An article in The New York Review of Books has an interview with Yuan Zhiming, a prominent figure during the the 1989 Tiananmen protests; he was the creator of the much-watched series on Chinese television called River Elegy,
After the Tiananmen crackdown, Yuan became one of the country’s most-wanted dissidents, fleeing to Paris and eventually making his way to Princeton. It was there, in 1992, that he converted to Christianity and later started his US-based charity, China Soul for Christ Foundation. Although banned from entering China, he has become one of the country’s most influential spiritual figures through his documentaries and videotaped sermons. This summer, I met Yuan at his offices north of San Francisco, where we talked about China’s moral crisis, the future of communism, and the problems Christianity has in adapting to its new home.
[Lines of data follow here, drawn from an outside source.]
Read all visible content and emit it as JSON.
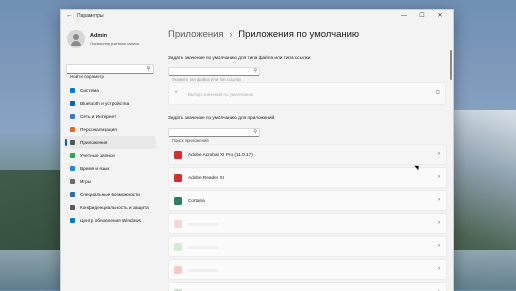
{
  "window": {
    "app_title": "Параметры",
    "controls": [
      "—",
      "☐",
      "✕"
    ]
  },
  "user": {
    "name": "Admin",
    "account_type": "Локальная учетная запись"
  },
  "sidebar": {
    "search_placeholder": "Найти параметр",
    "items": [
      {
        "label": "Система",
        "icon": "monitor-icon",
        "color": "#0078d4",
        "active": false
      },
      {
        "label": "Bluetooth и устройства",
        "icon": "bluetooth-icon",
        "color": "#0067c0",
        "active": false
      },
      {
        "label": "Сеть и Интернет",
        "icon": "wifi-icon",
        "color": "#3a7bd5",
        "active": false
      },
      {
        "label": "Персонализация",
        "icon": "brush-icon",
        "color": "#e06b2a",
        "active": false
      },
      {
        "label": "Приложения",
        "icon": "apps-icon",
        "color": "#555555",
        "active": true
      },
      {
        "label": "Учетные записи",
        "icon": "person-icon",
        "color": "#2aa64d",
        "active": false
      },
      {
        "label": "Время и язык",
        "icon": "globe-clock-icon",
        "color": "#1e88e5",
        "active": false
      },
      {
        "label": "Игры",
        "icon": "gamepad-icon",
        "color": "#6b6b6b",
        "active": false
      },
      {
        "label": "Специальные возможности",
        "icon": "accessibility-icon",
        "color": "#2b6cb0",
        "active": false
      },
      {
        "label": "Конфиденциальность и защита",
        "icon": "shield-icon",
        "color": "#5a5a5a",
        "active": false
      },
      {
        "label": "Центр обновления Windows",
        "icon": "update-icon",
        "color": "#0078d4",
        "active": false
      }
    ]
  },
  "breadcrumb": {
    "parent": "Приложения",
    "separator": "›",
    "current": "Приложения по умолчанию"
  },
  "file_type_section": {
    "label": "Задать значение по умолчанию для типа файла или типа ссылки",
    "search_placeholder": "Укажите тип файла или тип ссылки",
    "default_choice_label": "Выбор значения по умолчанию"
  },
  "apps_section": {
    "label": "Задать значение по умолчанию для приложений",
    "search_placeholder": "Поиск приложений",
    "apps": [
      {
        "name": "Adobe Acrobat XI Pro (11.0.17)",
        "icon": "acrobat-icon",
        "color": "#d32f2f"
      },
      {
        "name": "Adobe Reader XI",
        "icon": "reader-icon",
        "color": "#d32f2f"
      },
      {
        "name": "Cortana",
        "icon": "cortana-icon",
        "color": "#2e7d6b"
      },
      {
        "name": "",
        "icon": "app-icon",
        "color": "#e57373"
      },
      {
        "name": "",
        "icon": "app-icon",
        "color": "#66bb6a"
      },
      {
        "name": "",
        "icon": "app-icon",
        "color": "#e53935"
      },
      {
        "name": "",
        "icon": "app-icon",
        "color": "#43a047"
      }
    ]
  }
}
But it was only when I got to the West that I realized that the root of this was Christianity. It was the Bible. It creates something more important than rights given by a constitution or a government. It creates God-given rights—endowed by our creator. This made rights something permanent and not dependent on a leader." This change in thinking, if it takes root in China, might also improve and deepen relations with Israel, the People of the Book.
You can read the rest of the interview at [The New York Review of Books]